The cinema was a latecomer to the modernist age; painting, literature, architecture and urban design had already claimed sovereignty over the modern metropolis. Nonetheless, once entering the fray, its contribution to the modernist project, and the discourse on modernity generally, is immeasurable. Whether that be in fiction or documentary film, avant-garde or art-house, mainstream or underground cinema. In that light, this current issue presents a number of articles that each in their own way discuss representations of the cosmopolitan experience on screen.
Many of the films range from different eras and cut across distinctions of genre or style. Man With a Movie Camera, for example, is often mentioned in histories of the documentary and the avant-garde traditions. It is also sometime seen grouped together with a number of films often referred to as City Symphony films. It is this category of films from the 1920s, in particular, Charles Sheeler and Paul Strand’s Manhatta (1921) and Walter Ruttmann’s Berlin, Symphony of a City (1927), that Sarah Jilani’s article focuses on to explore ideas of temporality and the city experience.

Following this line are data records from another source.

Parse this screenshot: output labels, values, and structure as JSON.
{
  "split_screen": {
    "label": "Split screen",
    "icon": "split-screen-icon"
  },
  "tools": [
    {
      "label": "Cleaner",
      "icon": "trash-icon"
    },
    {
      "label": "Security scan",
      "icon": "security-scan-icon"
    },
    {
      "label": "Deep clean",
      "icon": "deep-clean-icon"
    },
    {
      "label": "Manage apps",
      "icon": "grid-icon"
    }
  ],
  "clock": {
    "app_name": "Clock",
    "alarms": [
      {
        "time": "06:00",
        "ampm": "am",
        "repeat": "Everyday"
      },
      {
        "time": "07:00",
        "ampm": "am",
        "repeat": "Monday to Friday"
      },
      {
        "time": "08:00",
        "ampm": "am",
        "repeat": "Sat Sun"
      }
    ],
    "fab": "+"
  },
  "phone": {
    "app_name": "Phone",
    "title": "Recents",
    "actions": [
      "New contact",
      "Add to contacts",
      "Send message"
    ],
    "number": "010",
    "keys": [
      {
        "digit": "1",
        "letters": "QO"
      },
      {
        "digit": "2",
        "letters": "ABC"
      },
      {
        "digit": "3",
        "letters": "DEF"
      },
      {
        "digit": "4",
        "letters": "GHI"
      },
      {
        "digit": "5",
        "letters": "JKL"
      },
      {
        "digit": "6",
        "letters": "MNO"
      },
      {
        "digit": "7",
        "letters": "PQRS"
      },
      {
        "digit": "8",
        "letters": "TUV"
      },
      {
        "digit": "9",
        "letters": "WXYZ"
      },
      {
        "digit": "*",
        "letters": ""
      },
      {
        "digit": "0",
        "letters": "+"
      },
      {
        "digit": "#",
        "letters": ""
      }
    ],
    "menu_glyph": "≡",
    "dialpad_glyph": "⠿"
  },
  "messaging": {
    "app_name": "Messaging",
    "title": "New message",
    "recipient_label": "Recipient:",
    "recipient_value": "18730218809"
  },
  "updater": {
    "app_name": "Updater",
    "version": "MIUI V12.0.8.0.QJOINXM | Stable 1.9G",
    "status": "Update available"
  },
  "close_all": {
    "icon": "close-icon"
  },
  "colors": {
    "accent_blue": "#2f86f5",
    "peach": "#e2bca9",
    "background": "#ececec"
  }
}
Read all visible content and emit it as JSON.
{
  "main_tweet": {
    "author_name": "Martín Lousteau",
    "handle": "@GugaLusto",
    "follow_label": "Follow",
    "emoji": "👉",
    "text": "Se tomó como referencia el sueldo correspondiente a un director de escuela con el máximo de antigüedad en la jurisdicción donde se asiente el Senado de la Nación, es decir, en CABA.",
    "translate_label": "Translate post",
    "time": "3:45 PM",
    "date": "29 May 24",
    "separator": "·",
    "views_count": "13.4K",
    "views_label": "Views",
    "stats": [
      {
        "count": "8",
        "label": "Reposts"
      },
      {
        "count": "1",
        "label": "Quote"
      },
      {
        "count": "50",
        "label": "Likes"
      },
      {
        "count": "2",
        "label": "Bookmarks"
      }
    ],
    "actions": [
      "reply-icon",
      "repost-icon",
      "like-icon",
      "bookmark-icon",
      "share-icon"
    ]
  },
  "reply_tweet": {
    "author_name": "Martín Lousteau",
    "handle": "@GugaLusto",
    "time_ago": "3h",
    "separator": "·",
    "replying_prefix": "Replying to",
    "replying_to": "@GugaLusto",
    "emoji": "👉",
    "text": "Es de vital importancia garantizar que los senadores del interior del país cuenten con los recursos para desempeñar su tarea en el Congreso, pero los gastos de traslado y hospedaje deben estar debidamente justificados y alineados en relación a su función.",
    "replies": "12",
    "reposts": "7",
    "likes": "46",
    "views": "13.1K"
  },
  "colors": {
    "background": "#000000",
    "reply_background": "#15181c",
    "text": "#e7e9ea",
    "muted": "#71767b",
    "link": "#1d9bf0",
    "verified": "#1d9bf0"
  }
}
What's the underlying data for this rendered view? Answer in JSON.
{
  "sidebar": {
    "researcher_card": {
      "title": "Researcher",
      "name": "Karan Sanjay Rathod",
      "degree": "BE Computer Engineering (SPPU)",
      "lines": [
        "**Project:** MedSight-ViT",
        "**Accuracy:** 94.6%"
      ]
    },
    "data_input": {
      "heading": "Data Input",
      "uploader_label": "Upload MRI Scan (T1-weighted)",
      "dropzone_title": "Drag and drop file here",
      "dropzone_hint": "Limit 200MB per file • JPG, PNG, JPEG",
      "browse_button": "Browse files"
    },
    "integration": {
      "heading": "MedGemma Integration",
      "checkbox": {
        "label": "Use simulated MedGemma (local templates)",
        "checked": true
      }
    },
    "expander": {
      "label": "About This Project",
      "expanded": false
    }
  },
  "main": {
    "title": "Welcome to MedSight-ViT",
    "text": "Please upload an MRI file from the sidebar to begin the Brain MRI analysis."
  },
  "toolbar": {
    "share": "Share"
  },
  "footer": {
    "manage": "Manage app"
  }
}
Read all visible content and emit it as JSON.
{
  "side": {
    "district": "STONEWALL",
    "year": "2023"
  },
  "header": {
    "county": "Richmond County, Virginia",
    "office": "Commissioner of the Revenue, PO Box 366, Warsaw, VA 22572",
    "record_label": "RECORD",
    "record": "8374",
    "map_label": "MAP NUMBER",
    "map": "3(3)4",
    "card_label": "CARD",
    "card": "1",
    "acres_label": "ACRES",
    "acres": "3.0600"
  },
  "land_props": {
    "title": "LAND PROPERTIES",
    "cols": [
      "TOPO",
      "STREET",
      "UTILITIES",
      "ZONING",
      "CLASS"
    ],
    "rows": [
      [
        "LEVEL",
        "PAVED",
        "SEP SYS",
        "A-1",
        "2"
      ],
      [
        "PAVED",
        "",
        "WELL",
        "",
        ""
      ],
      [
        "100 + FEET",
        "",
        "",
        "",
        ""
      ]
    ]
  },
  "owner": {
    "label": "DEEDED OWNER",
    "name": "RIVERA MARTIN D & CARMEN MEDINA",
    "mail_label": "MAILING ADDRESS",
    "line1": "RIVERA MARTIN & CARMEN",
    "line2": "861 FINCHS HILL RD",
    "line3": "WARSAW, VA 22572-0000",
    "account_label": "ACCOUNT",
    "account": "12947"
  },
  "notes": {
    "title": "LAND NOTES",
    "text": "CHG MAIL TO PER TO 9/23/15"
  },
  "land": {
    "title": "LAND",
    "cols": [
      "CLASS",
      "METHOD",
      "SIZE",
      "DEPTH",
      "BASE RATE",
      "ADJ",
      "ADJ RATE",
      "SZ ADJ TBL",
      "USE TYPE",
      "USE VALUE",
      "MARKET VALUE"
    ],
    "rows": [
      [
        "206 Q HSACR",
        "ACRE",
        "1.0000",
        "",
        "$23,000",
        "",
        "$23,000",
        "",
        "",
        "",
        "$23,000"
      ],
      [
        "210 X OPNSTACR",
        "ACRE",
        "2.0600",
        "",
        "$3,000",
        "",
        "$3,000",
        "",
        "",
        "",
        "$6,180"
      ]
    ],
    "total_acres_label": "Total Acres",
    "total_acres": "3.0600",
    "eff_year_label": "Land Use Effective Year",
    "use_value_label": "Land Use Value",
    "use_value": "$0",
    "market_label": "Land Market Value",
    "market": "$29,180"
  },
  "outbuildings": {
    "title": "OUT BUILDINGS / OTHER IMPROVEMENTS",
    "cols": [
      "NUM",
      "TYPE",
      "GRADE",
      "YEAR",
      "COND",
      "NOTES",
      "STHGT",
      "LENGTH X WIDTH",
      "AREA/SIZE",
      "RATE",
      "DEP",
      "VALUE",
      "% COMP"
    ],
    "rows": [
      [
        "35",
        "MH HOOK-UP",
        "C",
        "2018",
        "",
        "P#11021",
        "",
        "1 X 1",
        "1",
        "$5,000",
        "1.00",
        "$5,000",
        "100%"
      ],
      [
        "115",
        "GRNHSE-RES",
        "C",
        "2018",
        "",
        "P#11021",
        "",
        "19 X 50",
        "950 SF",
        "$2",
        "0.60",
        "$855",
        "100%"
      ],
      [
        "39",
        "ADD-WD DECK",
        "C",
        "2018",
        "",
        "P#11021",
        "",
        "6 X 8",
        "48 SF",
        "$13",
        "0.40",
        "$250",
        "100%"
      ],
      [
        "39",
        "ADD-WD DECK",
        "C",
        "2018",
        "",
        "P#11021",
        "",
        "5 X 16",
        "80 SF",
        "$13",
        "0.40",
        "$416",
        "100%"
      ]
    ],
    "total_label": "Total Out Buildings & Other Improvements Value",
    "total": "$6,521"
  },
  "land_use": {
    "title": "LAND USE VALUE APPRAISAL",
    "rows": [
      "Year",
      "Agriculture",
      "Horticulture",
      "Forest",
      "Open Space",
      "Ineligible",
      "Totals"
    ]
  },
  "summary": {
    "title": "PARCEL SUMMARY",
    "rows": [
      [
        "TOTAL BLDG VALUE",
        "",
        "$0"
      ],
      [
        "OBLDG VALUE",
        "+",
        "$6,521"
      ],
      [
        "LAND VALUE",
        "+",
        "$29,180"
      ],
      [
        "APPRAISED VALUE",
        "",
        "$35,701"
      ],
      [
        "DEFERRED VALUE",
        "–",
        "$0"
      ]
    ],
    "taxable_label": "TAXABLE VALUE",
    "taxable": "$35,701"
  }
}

New York is of course one of the great film locations and its cinematic potential was understood early on by filmmakers, as Manhatta well testifies. Michelangelo Antonioni, when first visiting the city, said it would require a change of screen format from the horizontal to the vertical axis to do full justice to it. Many a filmmaker has made it the central location of their oeuvre (Sidney Lumet, Woody Allen, Martin Scorsese, et al.), however, Philippe Met’s piece makes a convincing argument for seeing Abel Ferrara as the director who has most fully explored its typology on screen. In contrast to Ferrara’s films and characters that crisscross myriad New York locations, Federico Windhausen zeros in on one film and one street, providing a detailed discussion of Ken Jacob’s seminal film Orchard Street (1955) and filmmaker’s attempts to record and explore the Jewish ancestry of Manhattan’s Lower East Side. And finally, as the flip side to cosmopolitanism, Jason Coyle examines the reconfiguration of suburban space in Deborah Stratman’s In Order Not To Be Here (2002).
Hope you enjoy the new issue.